### Entries taken from a collection
◆ ◆ ◆ ◆
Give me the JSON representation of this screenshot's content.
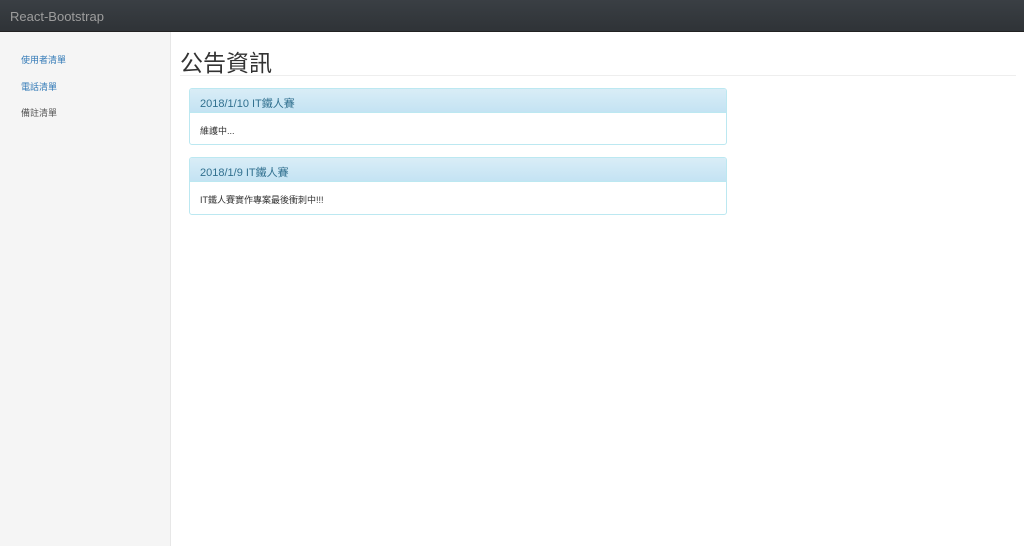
{
  "navbar": {
    "brand": "React-Bootstrap"
  },
  "sidebar": {
    "items": [
      {
        "label": "使用者清單"
      },
      {
        "label": "電話清單"
      },
      {
        "label": "備註清單"
      }
    ]
  },
  "main": {
    "title": "公告資訊",
    "announcements": [
      {
        "heading": "2018/1/10 IT鐵人賽",
        "body": "維護中..."
      },
      {
        "heading": "2018/1/9 IT鐵人賽",
        "body": "IT鐵人賽實作專案最後衝刺中!!!"
      }
    ]
  }
}
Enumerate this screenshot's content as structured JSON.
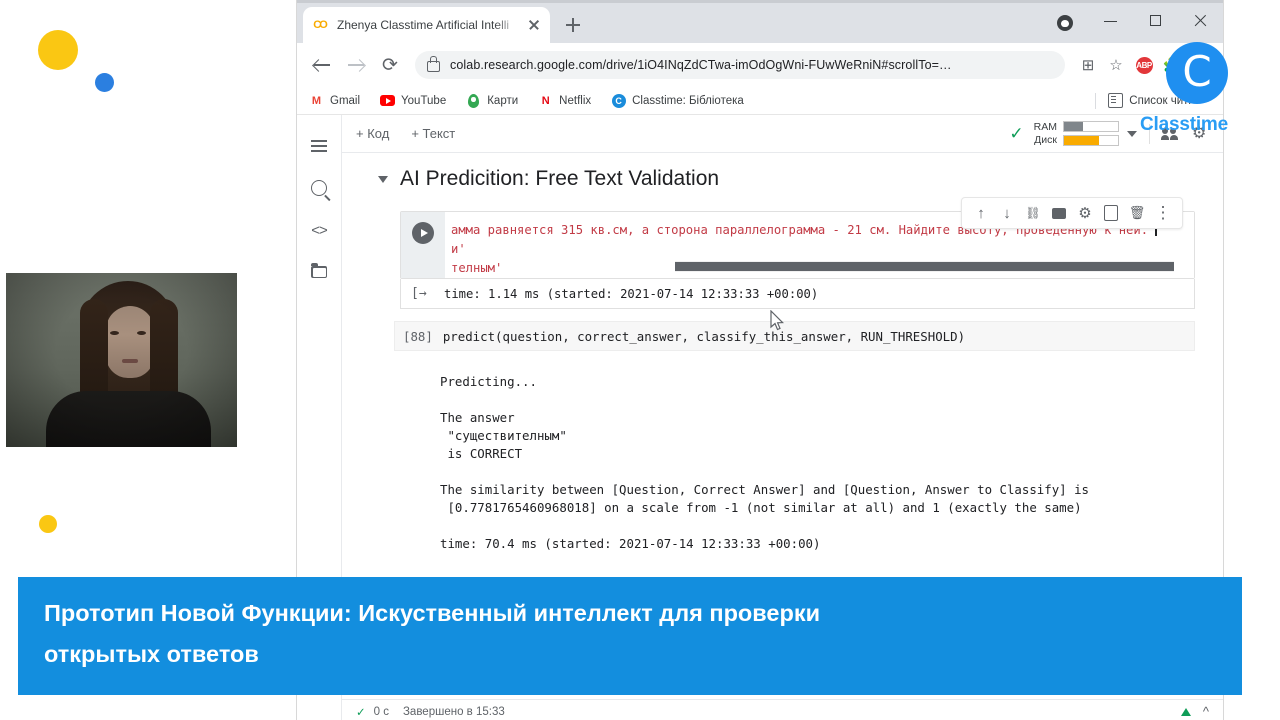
{
  "slide": {
    "caption_line1": "Прототип Новой Функции: Искуственный интеллект для проверки",
    "caption_line2": "открытых ответов",
    "brand_word": "Classtime",
    "brand_glyph": "C",
    "accent_blue": "#138ede",
    "dot_yellow": "#fac713",
    "dot_blue": "#2b7fe0"
  },
  "browser": {
    "tab": {
      "title": "Zhenya Classtime Artificial Intelli",
      "favicon": "colab-icon",
      "close": "close-icon"
    },
    "new_tab": "+",
    "window_controls": {
      "minimize": "–",
      "maximize": "□",
      "close": "✕"
    },
    "nav": {
      "back": "back-arrow-icon",
      "forward": "forward-arrow-icon",
      "reload": "⟳"
    },
    "omnibox": {
      "url": "colab.research.google.com/drive/1iO4INqZdCTwa-imOdOgWni-FUwWeRniN#scrollTo=…",
      "lock": "lock-icon",
      "install": "install-app-icon",
      "bookmark_star": "☆"
    },
    "bookmarks": [
      {
        "label": "Gmail",
        "icon": "gmail-icon"
      },
      {
        "label": "YouTube",
        "icon": "youtube-icon"
      },
      {
        "label": "Карти",
        "icon": "maps-icon"
      },
      {
        "label": "Netflix",
        "icon": "netflix-icon"
      },
      {
        "label": "Classtime: Бібліотека",
        "icon": "classtime-icon"
      }
    ],
    "reading_list": "Список читі"
  },
  "colab": {
    "sidebar": [
      {
        "name": "table-of-contents",
        "icon": "toc-icon"
      },
      {
        "name": "find-and-replace",
        "icon": "search-icon"
      },
      {
        "name": "code-snippets",
        "icon": "code-icon"
      },
      {
        "name": "files",
        "icon": "folder-icon"
      }
    ],
    "toolbar": {
      "add_code": "+ Код",
      "add_text": "+ Текст",
      "status_check": "✓",
      "ram_label": "RAM",
      "disk_label": "Диск",
      "ram_percent": 35,
      "disk_percent": 65,
      "ram_color": "#80868b",
      "disk_color": "#f9ab00",
      "dropdown": "chevron-down-icon",
      "share": "people-icon",
      "settings": "gear-icon"
    },
    "section_title": "AI Predicition: Free Text Validation",
    "cell_toolbar": [
      "move-cell-up-icon",
      "move-cell-down-icon",
      "link-to-cell-icon",
      "add-comment-icon",
      "cell-settings-icon",
      "copy-to-drive-icon",
      "delete-cell-icon",
      "more-options-icon"
    ],
    "code_cell": {
      "run_button": "run-cell-icon",
      "line1": "амма равняется 315 кв.см, а сторона параллелограмма - 21 см. Найдите высоту, проведенную к ней.'",
      "line2": "и'",
      "line3": "телным'"
    },
    "exec_output": {
      "arrow": "output-arrow-icon",
      "text": "time: 1.14 ms (started: 2021-07-14 12:33:33 +00:00)"
    },
    "second_cell": {
      "prompt": "[88]",
      "source": "predict(question, correct_answer, classify_this_answer, RUN_THRESHOLD)"
    },
    "stdout": {
      "l1": "Predicting...",
      "l2": "The answer",
      "l3": " \"существителным\"",
      "l4": " is CORRECT",
      "l5": "The similarity between [Question, Correct Answer] and [Question, Answer to Classify] is",
      "l6": " [0.7781765460968018] on a scale from -1 (not similar at all) and 1 (exactly the same)",
      "l7": "time: 70.4 ms (started: 2021-07-14 12:33:33 +00:00)"
    },
    "statusbar": {
      "check": "✓",
      "duration": "0 с",
      "completed": "Завершено в 15:33"
    }
  }
}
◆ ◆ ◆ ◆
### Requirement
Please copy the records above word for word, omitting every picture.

### Task output
Give me the JSON representation of this screenshot's content.
{
  "navbar": {
    "brand": "React-Bootstrap"
  },
  "sidebar": {
    "items": [
      {
        "label": "使用者清單"
      },
      {
        "label": "電話清單"
      },
      {
        "label": "備註清單"
      }
    ]
  },
  "main": {
    "title": "公告資訊",
    "announcements": [
      {
        "heading": "2018/1/10 IT鐵人賽",
        "body": "維護中..."
      },
      {
        "heading": "2018/1/9 IT鐵人賽",
        "body": "IT鐵人賽實作專案最後衝刺中!!!"
      }
    ]
  }
}
Enumerate this screenshot's content as structured JSON.
{
  "slide": {
    "caption_line1": "Прототип Новой Функции: Искуственный интеллект для проверки",
    "caption_line2": "открытых ответов",
    "brand_word": "Classtime",
    "brand_glyph": "C",
    "accent_blue": "#138ede",
    "dot_yellow": "#fac713",
    "dot_blue": "#2b7fe0"
  },
  "browser": {
    "tab": {
      "title": "Zhenya Classtime Artificial Intelli",
      "favicon": "colab-icon",
      "close": "close-icon"
    },
    "new_tab": "+",
    "window_controls": {
      "minimize": "–",
      "maximize": "□",
      "close": "✕"
    },
    "nav": {
      "back": "back-arrow-icon",
      "forward": "forward-arrow-icon",
      "reload": "⟳"
    },
    "omnibox": {
      "url": "colab.research.google.com/drive/1iO4INqZdCTwa-imOdOgWni-FUwWeRniN#scrollTo=…",
      "lock": "lock-icon",
      "install": "install-app-icon",
      "bookmark_star": "☆"
    },
    "bookmarks": [
      {
        "label": "Gmail",
        "icon": "gmail-icon"
      },
      {
        "label": "YouTube",
        "icon": "youtube-icon"
      },
      {
        "label": "Карти",
        "icon": "maps-icon"
      },
      {
        "label": "Netflix",
        "icon": "netflix-icon"
      },
      {
        "label": "Classtime: Бібліотека",
        "icon": "classtime-icon"
      }
    ],
    "reading_list": "Список читі"
  },
  "colab": {
    "sidebar": [
      {
        "name": "table-of-contents",
        "icon": "toc-icon"
      },
      {
        "name": "find-and-replace",
        "icon": "search-icon"
      },
      {
        "name": "code-snippets",
        "icon": "code-icon"
      },
      {
        "name": "files",
        "icon": "folder-icon"
      }
    ],
    "toolbar": {
      "add_code": "+ Код",
      "add_text": "+ Текст",
      "status_check": "✓",
      "ram_label": "RAM",
      "disk_label": "Диск",
      "ram_percent": 35,
      "disk_percent": 65,
      "ram_color": "#80868b",
      "disk_color": "#f9ab00",
      "dropdown": "chevron-down-icon",
      "share": "people-icon",
      "settings": "gear-icon"
    },
    "section_title": "AI Predicition: Free Text Validation",
    "cell_toolbar": [
      "move-cell-up-icon",
      "move-cell-down-icon",
      "link-to-cell-icon",
      "add-comment-icon",
      "cell-settings-icon",
      "copy-to-drive-icon",
      "delete-cell-icon",
      "more-options-icon"
    ],
    "code_cell": {
      "run_button": "run-cell-icon",
      "line1": "амма равняется 315 кв.см, а сторона параллелограмма - 21 см. Найдите высоту, проведенную к ней.'",
      "line2": "и'",
      "line3": "телным'"
    },
    "exec_output": {
      "arrow": "output-arrow-icon",
      "text": "time: 1.14 ms (started: 2021-07-14 12:33:33 +00:00)"
    },
    "second_cell": {
      "prompt": "[88]",
      "source": "predict(question, correct_answer, classify_this_answer, RUN_THRESHOLD)"
    },
    "stdout": {
      "l1": "Predicting...",
      "l2": "The answer",
      "l3": " \"существителным\"",
      "l4": " is CORRECT",
      "l5": "The similarity between [Question, Correct Answer] and [Question, Answer to Classify] is",
      "l6": " [0.7781765460968018] on a scale from -1 (not similar at all) and 1 (exactly the same)",
      "l7": "time: 70.4 ms (started: 2021-07-14 12:33:33 +00:00)"
    },
    "statusbar": {
      "check": "✓",
      "duration": "0 с",
      "completed": "Завершено в 15:33"
    }
  }
}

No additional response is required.